NZLS supports Land Transfer Bill
The New Zealand Law Society welcomes the modernisation of the Land Transfer Act but is concerned about how some of its new provisions will work.
The Land Transfer Bill is set to amend the Land Transfer Act 1952, which the Law Society says will bring this key piece of property legislation into the 21st century.
The Law Society presented its submission to the Government Administration Committee on 25 May.
A Law Society spokesperson, Ian Haynes, says a law change is well overdue but aspects of some provisions proposed in the legislation need some explaining.
He says two new clauses allow the High Court to alter the land title register in cases of manifest injustice, which introduces a challenge to the fundamental concept of indefeasibility of title.
“These clauses create a very wide field within which the High Court may operate to alter the land title register. This, in turn, has the potential for profound impact on banks and other lenders, who lend money on the security of land,” he says.

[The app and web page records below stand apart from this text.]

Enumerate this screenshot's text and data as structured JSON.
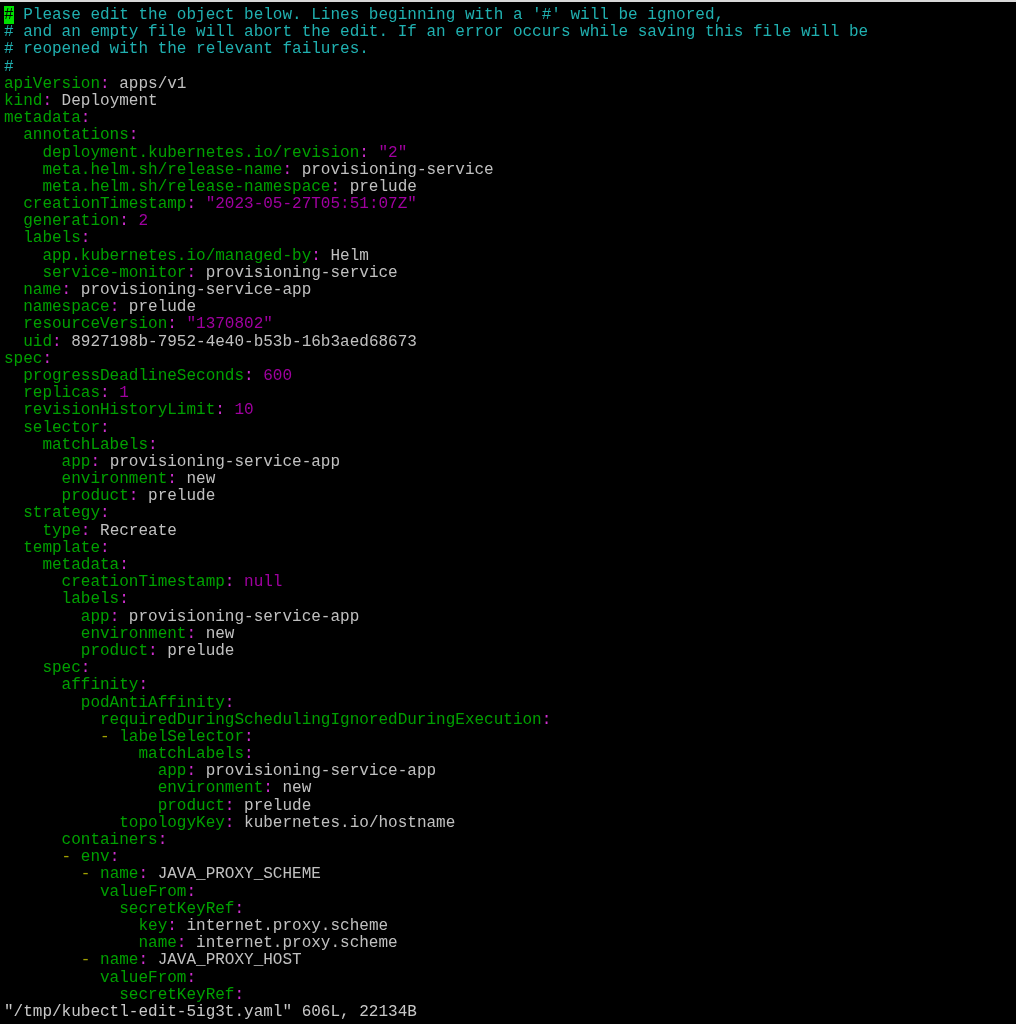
{
  "editor": {
    "lines": [
      {
        "parts": [
          {
            "kind": "cursor",
            "text": "#"
          },
          {
            "kind": "comment",
            "text": " Please edit the object below. Lines beginning with a '#' will be ignored,"
          }
        ]
      },
      {
        "parts": [
          {
            "kind": "comment",
            "text": "# and an empty file will abort the edit. If an error occurs while saving this file will be"
          }
        ]
      },
      {
        "parts": [
          {
            "kind": "comment",
            "text": "# reopened with the relevant failures."
          }
        ]
      },
      {
        "parts": [
          {
            "kind": "comment",
            "text": "#"
          }
        ]
      },
      {
        "parts": [
          {
            "kind": "key",
            "text": "apiVersion"
          },
          {
            "kind": "punct",
            "text": ":"
          },
          {
            "kind": "value",
            "text": " apps/v1"
          }
        ]
      },
      {
        "parts": [
          {
            "kind": "key",
            "text": "kind"
          },
          {
            "kind": "punct",
            "text": ":"
          },
          {
            "kind": "value",
            "text": " Deployment"
          }
        ]
      },
      {
        "parts": [
          {
            "kind": "key",
            "text": "metadata"
          },
          {
            "kind": "punct",
            "text": ":"
          }
        ]
      },
      {
        "parts": [
          {
            "kind": "key",
            "text": "  annotations"
          },
          {
            "kind": "punct",
            "text": ":"
          }
        ]
      },
      {
        "parts": [
          {
            "kind": "key",
            "text": "    deployment.kubernetes.io/revision"
          },
          {
            "kind": "punct",
            "text": ":"
          },
          {
            "kind": "literal",
            "text": " \"2\""
          }
        ]
      },
      {
        "parts": [
          {
            "kind": "key",
            "text": "    meta.helm.sh/release-name"
          },
          {
            "kind": "punct",
            "text": ":"
          },
          {
            "kind": "value",
            "text": " provisioning-service"
          }
        ]
      },
      {
        "parts": [
          {
            "kind": "key",
            "text": "    meta.helm.sh/release-namespace"
          },
          {
            "kind": "punct",
            "text": ":"
          },
          {
            "kind": "value",
            "text": " prelude"
          }
        ]
      },
      {
        "parts": [
          {
            "kind": "key",
            "text": "  creationTimestamp"
          },
          {
            "kind": "punct",
            "text": ":"
          },
          {
            "kind": "literal",
            "text": " \"2023-05-27T05:51:07Z\""
          }
        ]
      },
      {
        "parts": [
          {
            "kind": "key",
            "text": "  generation"
          },
          {
            "kind": "punct",
            "text": ":"
          },
          {
            "kind": "literal",
            "text": " 2"
          }
        ]
      },
      {
        "parts": [
          {
            "kind": "key",
            "text": "  labels"
          },
          {
            "kind": "punct",
            "text": ":"
          }
        ]
      },
      {
        "parts": [
          {
            "kind": "key",
            "text": "    app.kubernetes.io/managed-by"
          },
          {
            "kind": "punct",
            "text": ":"
          },
          {
            "kind": "value",
            "text": " Helm"
          }
        ]
      },
      {
        "parts": [
          {
            "kind": "key",
            "text": "    service-monitor"
          },
          {
            "kind": "punct",
            "text": ":"
          },
          {
            "kind": "value",
            "text": " provisioning-service"
          }
        ]
      },
      {
        "parts": [
          {
            "kind": "key",
            "text": "  name"
          },
          {
            "kind": "punct",
            "text": ":"
          },
          {
            "kind": "value",
            "text": " provisioning-service-app"
          }
        ]
      },
      {
        "parts": [
          {
            "kind": "key",
            "text": "  namespace"
          },
          {
            "kind": "punct",
            "text": ":"
          },
          {
            "kind": "value",
            "text": " prelude"
          }
        ]
      },
      {
        "parts": [
          {
            "kind": "key",
            "text": "  resourceVersion"
          },
          {
            "kind": "punct",
            "text": ":"
          },
          {
            "kind": "literal",
            "text": " \"1370802\""
          }
        ]
      },
      {
        "parts": [
          {
            "kind": "key",
            "text": "  uid"
          },
          {
            "kind": "punct",
            "text": ":"
          },
          {
            "kind": "value",
            "text": " 8927198b-7952-4e40-b53b-16b3aed68673"
          }
        ]
      },
      {
        "parts": [
          {
            "kind": "key",
            "text": "spec"
          },
          {
            "kind": "punct",
            "text": ":"
          }
        ]
      },
      {
        "parts": [
          {
            "kind": "key",
            "text": "  progressDeadlineSeconds"
          },
          {
            "kind": "punct",
            "text": ":"
          },
          {
            "kind": "literal",
            "text": " 600"
          }
        ]
      },
      {
        "parts": [
          {
            "kind": "key",
            "text": "  replicas"
          },
          {
            "kind": "punct",
            "text": ":"
          },
          {
            "kind": "literal",
            "text": " 1"
          }
        ]
      },
      {
        "parts": [
          {
            "kind": "key",
            "text": "  revisionHistoryLimit"
          },
          {
            "kind": "punct",
            "text": ":"
          },
          {
            "kind": "literal",
            "text": " 10"
          }
        ]
      },
      {
        "parts": [
          {
            "kind": "key",
            "text": "  selector"
          },
          {
            "kind": "punct",
            "text": ":"
          }
        ]
      },
      {
        "parts": [
          {
            "kind": "key",
            "text": "    matchLabels"
          },
          {
            "kind": "punct",
            "text": ":"
          }
        ]
      },
      {
        "parts": [
          {
            "kind": "key",
            "text": "      app"
          },
          {
            "kind": "punct",
            "text": ":"
          },
          {
            "kind": "value",
            "text": " provisioning-service-app"
          }
        ]
      },
      {
        "parts": [
          {
            "kind": "key",
            "text": "      environment"
          },
          {
            "kind": "punct",
            "text": ":"
          },
          {
            "kind": "value",
            "text": " new"
          }
        ]
      },
      {
        "parts": [
          {
            "kind": "key",
            "text": "      product"
          },
          {
            "kind": "punct",
            "text": ":"
          },
          {
            "kind": "value",
            "text": " prelude"
          }
        ]
      },
      {
        "parts": [
          {
            "kind": "key",
            "text": "  strategy"
          },
          {
            "kind": "punct",
            "text": ":"
          }
        ]
      },
      {
        "parts": [
          {
            "kind": "key",
            "text": "    type"
          },
          {
            "kind": "punct",
            "text": ":"
          },
          {
            "kind": "value",
            "text": " Recreate"
          }
        ]
      },
      {
        "parts": [
          {
            "kind": "key",
            "text": "  template"
          },
          {
            "kind": "punct",
            "text": ":"
          }
        ]
      },
      {
        "parts": [
          {
            "kind": "key",
            "text": "    metadata"
          },
          {
            "kind": "punct",
            "text": ":"
          }
        ]
      },
      {
        "parts": [
          {
            "kind": "key",
            "text": "      creationTimestamp"
          },
          {
            "kind": "punct",
            "text": ":"
          },
          {
            "kind": "literal",
            "text": " null"
          }
        ]
      },
      {
        "parts": [
          {
            "kind": "key",
            "text": "      labels"
          },
          {
            "kind": "punct",
            "text": ":"
          }
        ]
      },
      {
        "parts": [
          {
            "kind": "key",
            "text": "        app"
          },
          {
            "kind": "punct",
            "text": ":"
          },
          {
            "kind": "value",
            "text": " provisioning-service-app"
          }
        ]
      },
      {
        "parts": [
          {
            "kind": "key",
            "text": "        environment"
          },
          {
            "kind": "punct",
            "text": ":"
          },
          {
            "kind": "value",
            "text": " new"
          }
        ]
      },
      {
        "parts": [
          {
            "kind": "key",
            "text": "        product"
          },
          {
            "kind": "punct",
            "text": ":"
          },
          {
            "kind": "value",
            "text": " prelude"
          }
        ]
      },
      {
        "parts": [
          {
            "kind": "key",
            "text": "    spec"
          },
          {
            "kind": "punct",
            "text": ":"
          }
        ]
      },
      {
        "parts": [
          {
            "kind": "key",
            "text": "      affinity"
          },
          {
            "kind": "punct",
            "text": ":"
          }
        ]
      },
      {
        "parts": [
          {
            "kind": "key",
            "text": "        podAntiAffinity"
          },
          {
            "kind": "punct",
            "text": ":"
          }
        ]
      },
      {
        "parts": [
          {
            "kind": "key",
            "text": "          requiredDuringSchedulingIgnoredDuringExecution"
          },
          {
            "kind": "punct",
            "text": ":"
          }
        ]
      },
      {
        "parts": [
          {
            "kind": "dash",
            "text": "          -"
          },
          {
            "kind": "key",
            "text": " labelSelector"
          },
          {
            "kind": "punct",
            "text": ":"
          }
        ]
      },
      {
        "parts": [
          {
            "kind": "key",
            "text": "              matchLabels"
          },
          {
            "kind": "punct",
            "text": ":"
          }
        ]
      },
      {
        "parts": [
          {
            "kind": "key",
            "text": "                app"
          },
          {
            "kind": "punct",
            "text": ":"
          },
          {
            "kind": "value",
            "text": " provisioning-service-app"
          }
        ]
      },
      {
        "parts": [
          {
            "kind": "key",
            "text": "                environment"
          },
          {
            "kind": "punct",
            "text": ":"
          },
          {
            "kind": "value",
            "text": " new"
          }
        ]
      },
      {
        "parts": [
          {
            "kind": "key",
            "text": "                product"
          },
          {
            "kind": "punct",
            "text": ":"
          },
          {
            "kind": "value",
            "text": " prelude"
          }
        ]
      },
      {
        "parts": [
          {
            "kind": "key",
            "text": "            topologyKey"
          },
          {
            "kind": "punct",
            "text": ":"
          },
          {
            "kind": "value",
            "text": " kubernetes.io/hostname"
          }
        ]
      },
      {
        "parts": [
          {
            "kind": "key",
            "text": "      containers"
          },
          {
            "kind": "punct",
            "text": ":"
          }
        ]
      },
      {
        "parts": [
          {
            "kind": "dash",
            "text": "      -"
          },
          {
            "kind": "key",
            "text": " env"
          },
          {
            "kind": "punct",
            "text": ":"
          }
        ]
      },
      {
        "parts": [
          {
            "kind": "dash",
            "text": "        -"
          },
          {
            "kind": "key",
            "text": " name"
          },
          {
            "kind": "punct",
            "text": ":"
          },
          {
            "kind": "value",
            "text": " JAVA_PROXY_SCHEME"
          }
        ]
      },
      {
        "parts": [
          {
            "kind": "key",
            "text": "          valueFrom"
          },
          {
            "kind": "punct",
            "text": ":"
          }
        ]
      },
      {
        "parts": [
          {
            "kind": "key",
            "text": "            secretKeyRef"
          },
          {
            "kind": "punct",
            "text": ":"
          }
        ]
      },
      {
        "parts": [
          {
            "kind": "key",
            "text": "              key"
          },
          {
            "kind": "punct",
            "text": ":"
          },
          {
            "kind": "value",
            "text": " internet.proxy.scheme"
          }
        ]
      },
      {
        "parts": [
          {
            "kind": "key",
            "text": "              name"
          },
          {
            "kind": "punct",
            "text": ":"
          },
          {
            "kind": "value",
            "text": " internet.proxy.scheme"
          }
        ]
      },
      {
        "parts": [
          {
            "kind": "dash",
            "text": "        -"
          },
          {
            "kind": "key",
            "text": " name"
          },
          {
            "kind": "punct",
            "text": ":"
          },
          {
            "kind": "value",
            "text": " JAVA_PROXY_HOST"
          }
        ]
      },
      {
        "parts": [
          {
            "kind": "key",
            "text": "          valueFrom"
          },
          {
            "kind": "punct",
            "text": ":"
          }
        ]
      },
      {
        "parts": [
          {
            "kind": "key",
            "text": "            secretKeyRef"
          },
          {
            "kind": "punct",
            "text": ":"
          }
        ]
      }
    ]
  },
  "status_bar": {
    "message": "\"/tmp/kubectl-edit-5ig3t.yaml\" 606L, 22134B"
  }
}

The Law Society’s Property Law Section chair, Duncan Terris, says a proposed compensation clause in the Bill would allow a person who is deprived of their interest in land the right to claim compensation from the Crown.
“This right has always existed, but the proposed clause suggests that a person needs to invest time and money into litigation before they can seek compensation and this could make access to compensation more difficult.
“The clause needs to be redrafted to make it very clear that a person may apply for compensation immediately,” he says.
The Bill also proposes that compensation will be assessed using the market value of the land in question, which could potentially result in unfairness to the person receiving compensation. The Law Society recommends that in the event of a compensation claim, the land’s value should be assessed at what has been lost from a claimant’s perspective.
Mr Haynes says the Law Society is also concerned with proposed increased obligations placed on mortgage lenders to verify the identity of borrowers.
“It is assumed that the reason behind this is because mortgage fraud is increasing in Australia yet there has been only one known instance of attempted identity fraud in New Zealand land dealings since Landonline was introduced.
“There is adequate protection in place imposed by regulations and the Registrar-General’s published Land Information New Zealand Standard for verification of identity of a borrower. This already minimises the opportunity for fraud in New Zealand,” he says.
The Law Society says it would welcome any opportunity to provide further advice on the proposed Land Transfer Bill.
Contract and commercial law revision bill introduced
Attorney-General Christopher Finlayson QC has introduced the Contract and Commercial Law Bill, to consolidate 11 contract and commercial acts into a single piece of legislation with a modern style and format.
The bill is the first revision bill on the government’s triennial statute revision programme – the first major statute law revision exercise by any government since 1908.
Revision bills are prepared under subpart 3 of Part 2 of the Legislation Act 2012. They may revise the whole or part of one of more acts and omit redundant or spent provisions as well as making changes in language, format and punctuation and any necessary repeals.
A revision bill must not change the effect of the law, and the Contract and Commercial Law Bill contains no new policy or substantive law changes. Certification statements to this effect are required by s 33 of the Legislation Act.
Mr Finlayson says the government sought submissions on an exposure draft of the bill in October 2015. He says parliamentary procedure for enacting revision bills is streamlined under Standing Orders, but select committee scrutiny is retained.
The New Zealand Law Society’s submission on the exposure draft noted that although the title suggested the bill would cover all contract and commercial law, that was not the case. It said the Fair Trading Act 1986 and Personal Property Securities Act 1999 applied in commercial situations, and consumer law statutes such as the Consumer Guarantees Act 1993 and Credit Contracts and Consumer Finance Act 2003 were an integral part of commercial law, but had not been included.
NZLS supports new AIM method for provisional tax
The New Zealand Law Society supports development of the Accounting Income Method (AIM) as an available method of calculating and paying provisional tax.
In comments on the Inland Revenue Department issues paper Making Tax Simpler: Better Business Tax, the Law Society says a factor critical to the success of AIM will be taxpayer confidence in the calculations and adjustments being made by the relevant software.
“The ability for a taxpayer or their agent to make corrections and adjustments on a real-time basis will also be important,” it says.
“Taxpayers should also be able to rely on the relevant software given it will have been improved by Inland Revenue and, as a corollary, taxpayers should not be liable for use of money interest where any underpayment results from automatic calculations or adjustments being made by the software (which we understand is consistent with the proposal).
The Law Society says it understands that AIM will be available to all provisional taxpayers with a turnover of $5 million or less.
Noting that a criterion based on turnover alone does not necessarily reflect a logical threshold for entitlement to use AIM, it suggests that an improvement could be introduction of a separate (alternative) eligibility criterion based on the amount of a taxpayer’s residual income tax.
This would extend the benefit of AIM to taxpayers who have high turnover, but low margins on their sales, the Law Society says.